DATASET ENTRIES:
========================

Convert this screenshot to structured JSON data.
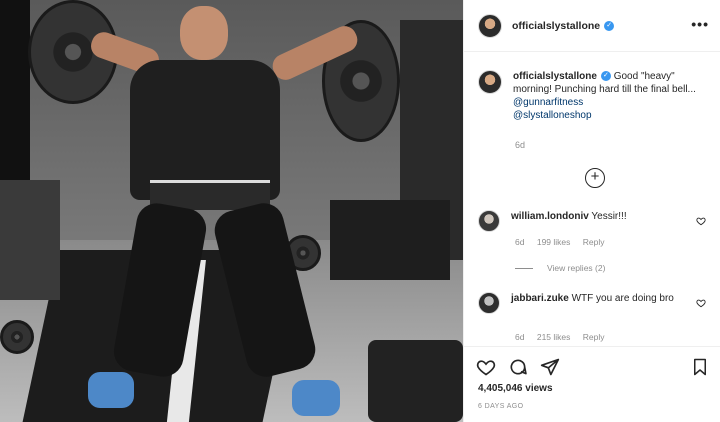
{
  "post": {
    "username": "officialslystallone",
    "verified_mark": "✓",
    "more_label": "•••"
  },
  "caption": {
    "username": "officialslystallone",
    "text_1": " Good \"heavy\" morning! Punching hard till the final bell... ",
    "mention_1": "@gunnarfitness",
    "mention_2": "@slystalloneshop",
    "time": "6d"
  },
  "add_comment_icon": "+",
  "comments": [
    {
      "username": "william.londoniv",
      "text": " Yessir!!!",
      "time": "6d",
      "likes": "199 likes",
      "reply": "Reply",
      "view_replies": "View replies (2)"
    },
    {
      "username": "jabbari.zuke",
      "text": " WTF you are doing bro",
      "time": "6d",
      "likes": "215 likes",
      "reply": "Reply"
    }
  ],
  "actions": {
    "views": "4,405,046 views",
    "posted_ago": "6 DAYS AGO"
  },
  "colors": {
    "link": "#00376b",
    "verified": "#3897f0",
    "muted": "#8e8e8e"
  },
  "icons": [
    "heart-icon",
    "comment-icon",
    "share-icon",
    "bookmark-icon",
    "plus-circle-icon",
    "more-icon",
    "verified-icon"
  ]
}
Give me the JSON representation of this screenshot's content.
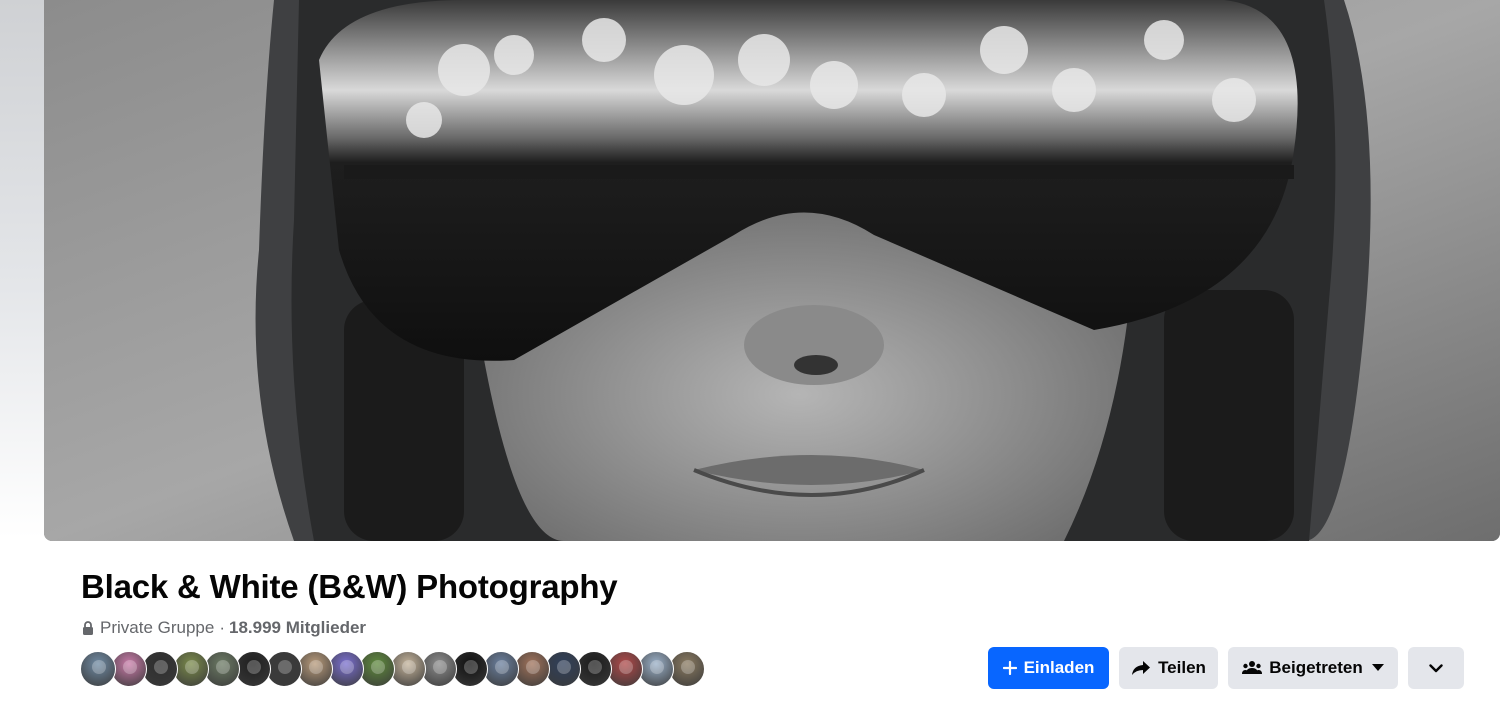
{
  "group": {
    "name": "Black & White (B&W) Photography",
    "privacy": "Private Gruppe",
    "separator": "·",
    "member_count": "18.999 Mitglieder"
  },
  "cover": {
    "description_icon": "cover-photo",
    "palette": [
      "#2b2b2b",
      "#7a7a7a",
      "#cfcfcf"
    ]
  },
  "members": {
    "avatar_colors": [
      "#6f8aa3",
      "#c97aa8",
      "#2e2e2e",
      "#7a8a4a",
      "#6b7a63",
      "#1f1f1f",
      "#3a3a3a",
      "#b89a7a",
      "#7a6fd0",
      "#5f8a3c",
      "#c4b39a",
      "#8c8c8c",
      "#101010",
      "#6a7f9e",
      "#a0725a",
      "#2f3f5a",
      "#1c1c1c",
      "#b04848",
      "#9ab0c8",
      "#8a7a60"
    ]
  },
  "actions": {
    "invite_label": "Einladen",
    "share_label": "Teilen",
    "joined_label": "Beigetreten",
    "accent": "#0866ff",
    "secondary_bg": "#e4e6eb"
  },
  "icons": {
    "lock": "lock-icon",
    "plus": "plus-icon",
    "share": "share-arrow-icon",
    "group": "group-members-icon",
    "caret": "caret-down-icon",
    "chevron": "chevron-down-icon"
  }
}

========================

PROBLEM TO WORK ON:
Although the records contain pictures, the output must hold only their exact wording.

RESPONSE AREA:
Convert this screenshot to structured JSON data.
{
  "post": {
    "username": "officialslystallone",
    "verified_mark": "✓",
    "more_label": "•••"
  },
  "caption": {
    "username": "officialslystallone",
    "text_1": " Good \"heavy\" morning! Punching hard till the final bell... ",
    "mention_1": "@gunnarfitness",
    "mention_2": "@slystalloneshop",
    "time": "6d"
  },
  "add_comment_icon": "+",
  "comments": [
    {
      "username": "william.londoniv",
      "text": " Yessir!!!",
      "time": "6d",
      "likes": "199 likes",
      "reply": "Reply",
      "view_replies": "View replies (2)"
    },
    {
      "username": "jabbari.zuke",
      "text": " WTF you are doing bro",
      "time": "6d",
      "likes": "215 likes",
      "reply": "Reply"
    }
  ],
  "actions": {
    "views": "4,405,046 views",
    "posted_ago": "6 DAYS AGO"
  },
  "colors": {
    "link": "#00376b",
    "verified": "#3897f0",
    "muted": "#8e8e8e"
  },
  "icons": [
    "heart-icon",
    "comment-icon",
    "share-icon",
    "bookmark-icon",
    "plus-circle-icon",
    "more-icon",
    "verified-icon"
  ]
}
Give me the JSON representation of this screenshot's content.
{
  "group": {
    "name": "Black & White (B&W) Photography",
    "privacy": "Private Gruppe",
    "separator": "·",
    "member_count": "18.999 Mitglieder"
  },
  "cover": {
    "description_icon": "cover-photo",
    "palette": [
      "#2b2b2b",
      "#7a7a7a",
      "#cfcfcf"
    ]
  },
  "members": {
    "avatar_colors": [
      "#6f8aa3",
      "#c97aa8",
      "#2e2e2e",
      "#7a8a4a",
      "#6b7a63",
      "#1f1f1f",
      "#3a3a3a",
      "#b89a7a",
      "#7a6fd0",
      "#5f8a3c",
      "#c4b39a",
      "#8c8c8c",
      "#101010",
      "#6a7f9e",
      "#a0725a",
      "#2f3f5a",
      "#1c1c1c",
      "#b04848",
      "#9ab0c8",
      "#8a7a60"
    ]
  },
  "actions": {
    "invite_label": "Einladen",
    "share_label": "Teilen",
    "joined_label": "Beigetreten",
    "accent": "#0866ff",
    "secondary_bg": "#e4e6eb"
  },
  "icons": {
    "lock": "lock-icon",
    "plus": "plus-icon",
    "share": "share-arrow-icon",
    "group": "group-members-icon",
    "caret": "caret-down-icon",
    "chevron": "chevron-down-icon"
  }
}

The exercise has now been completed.